(Items from an interface collection)
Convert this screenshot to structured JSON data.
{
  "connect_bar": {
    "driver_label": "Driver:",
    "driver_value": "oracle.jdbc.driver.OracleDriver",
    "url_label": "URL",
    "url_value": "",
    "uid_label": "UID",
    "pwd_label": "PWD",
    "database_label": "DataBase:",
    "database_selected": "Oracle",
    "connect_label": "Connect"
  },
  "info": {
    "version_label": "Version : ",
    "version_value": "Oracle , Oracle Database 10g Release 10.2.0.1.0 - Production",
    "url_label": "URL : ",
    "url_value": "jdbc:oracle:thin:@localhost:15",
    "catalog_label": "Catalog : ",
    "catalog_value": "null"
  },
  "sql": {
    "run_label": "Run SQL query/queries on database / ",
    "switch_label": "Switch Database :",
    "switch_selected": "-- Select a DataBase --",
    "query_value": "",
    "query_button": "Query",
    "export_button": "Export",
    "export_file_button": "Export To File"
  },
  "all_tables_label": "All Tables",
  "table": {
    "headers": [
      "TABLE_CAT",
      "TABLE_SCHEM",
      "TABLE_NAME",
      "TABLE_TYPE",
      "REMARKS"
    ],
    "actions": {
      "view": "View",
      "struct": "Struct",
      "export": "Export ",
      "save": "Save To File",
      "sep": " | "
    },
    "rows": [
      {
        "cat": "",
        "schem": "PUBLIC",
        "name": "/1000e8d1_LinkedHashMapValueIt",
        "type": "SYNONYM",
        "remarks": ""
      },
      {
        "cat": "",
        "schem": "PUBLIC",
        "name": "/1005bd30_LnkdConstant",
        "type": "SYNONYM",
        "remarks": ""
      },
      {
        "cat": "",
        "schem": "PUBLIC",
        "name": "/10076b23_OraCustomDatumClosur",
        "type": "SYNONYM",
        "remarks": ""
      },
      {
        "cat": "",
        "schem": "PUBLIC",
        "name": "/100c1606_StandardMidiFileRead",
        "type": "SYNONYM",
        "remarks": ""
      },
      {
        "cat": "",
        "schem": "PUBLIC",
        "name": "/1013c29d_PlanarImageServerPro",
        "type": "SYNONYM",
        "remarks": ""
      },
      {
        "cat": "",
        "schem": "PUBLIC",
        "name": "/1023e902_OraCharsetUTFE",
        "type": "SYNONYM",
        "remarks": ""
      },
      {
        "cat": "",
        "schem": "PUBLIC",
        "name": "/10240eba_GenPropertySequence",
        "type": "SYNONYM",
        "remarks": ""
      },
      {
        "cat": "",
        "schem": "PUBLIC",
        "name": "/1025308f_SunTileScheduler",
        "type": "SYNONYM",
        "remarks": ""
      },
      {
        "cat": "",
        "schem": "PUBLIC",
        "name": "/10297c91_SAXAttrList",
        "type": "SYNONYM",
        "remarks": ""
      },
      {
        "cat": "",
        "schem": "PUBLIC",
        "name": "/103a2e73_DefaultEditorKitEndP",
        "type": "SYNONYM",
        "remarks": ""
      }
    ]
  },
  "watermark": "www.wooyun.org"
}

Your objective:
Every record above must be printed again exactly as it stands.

Answer below:
Convert this screenshot to structured JSON data.
{
  "connect_bar": {
    "driver_label": "Driver:",
    "driver_value": "oracle.jdbc.driver.OracleDriver",
    "url_label": "URL",
    "url_value": "",
    "uid_label": "UID",
    "pwd_label": "PWD",
    "database_label": "DataBase:",
    "database_selected": "Oracle",
    "connect_label": "Connect"
  },
  "info": {
    "version_label": "Version : ",
    "version_value": "Oracle , Oracle Database 10g Release 10.2.0.1.0 - Production",
    "url_label": "URL : ",
    "url_value": "jdbc:oracle:thin:@localhost:15",
    "catalog_label": "Catalog : ",
    "catalog_value": "null"
  },
  "sql": {
    "run_label": "Run SQL query/queries on database / ",
    "switch_label": "Switch Database :",
    "switch_selected": "-- Select a DataBase --",
    "query_value": "",
    "query_button": "Query",
    "export_button": "Export",
    "export_file_button": "Export To File"
  },
  "all_tables_label": "All Tables",
  "table": {
    "headers": [
      "TABLE_CAT",
      "TABLE_SCHEM",
      "TABLE_NAME",
      "TABLE_TYPE",
      "REMARKS"
    ],
    "actions": {
      "view": "View",
      "struct": "Struct",
      "export": "Export ",
      "save": "Save To File",
      "sep": " | "
    },
    "rows": [
      {
        "cat": "",
        "schem": "PUBLIC",
        "name": "/1000e8d1_LinkedHashMapValueIt",
        "type": "SYNONYM",
        "remarks": ""
      },
      {
        "cat": "",
        "schem": "PUBLIC",
        "name": "/1005bd30_LnkdConstant",
        "type": "SYNONYM",
        "remarks": ""
      },
      {
        "cat": "",
        "schem": "PUBLIC",
        "name": "/10076b23_OraCustomDatumClosur",
        "type": "SYNONYM",
        "remarks": ""
      },
      {
        "cat": "",
        "schem": "PUBLIC",
        "name": "/100c1606_StandardMidiFileRead",
        "type": "SYNONYM",
        "remarks": ""
      },
      {
        "cat": "",
        "schem": "PUBLIC",
        "name": "/1013c29d_PlanarImageServerPro",
        "type": "SYNONYM",
        "remarks": ""
      },
      {
        "cat": "",
        "schem": "PUBLIC",
        "name": "/1023e902_OraCharsetUTFE",
        "type": "SYNONYM",
        "remarks": ""
      },
      {
        "cat": "",
        "schem": "PUBLIC",
        "name": "/10240eba_GenPropertySequence",
        "type": "SYNONYM",
        "remarks": ""
      },
      {
        "cat": "",
        "schem": "PUBLIC",
        "name": "/1025308f_SunTileScheduler",
        "type": "SYNONYM",
        "remarks": ""
      },
      {
        "cat": "",
        "schem": "PUBLIC",
        "name": "/10297c91_SAXAttrList",
        "type": "SYNONYM",
        "remarks": ""
      },
      {
        "cat": "",
        "schem": "PUBLIC",
        "name": "/103a2e73_DefaultEditorKitEndP",
        "type": "SYNONYM",
        "remarks": ""
      }
    ]
  },
  "watermark": "www.wooyun.org"
}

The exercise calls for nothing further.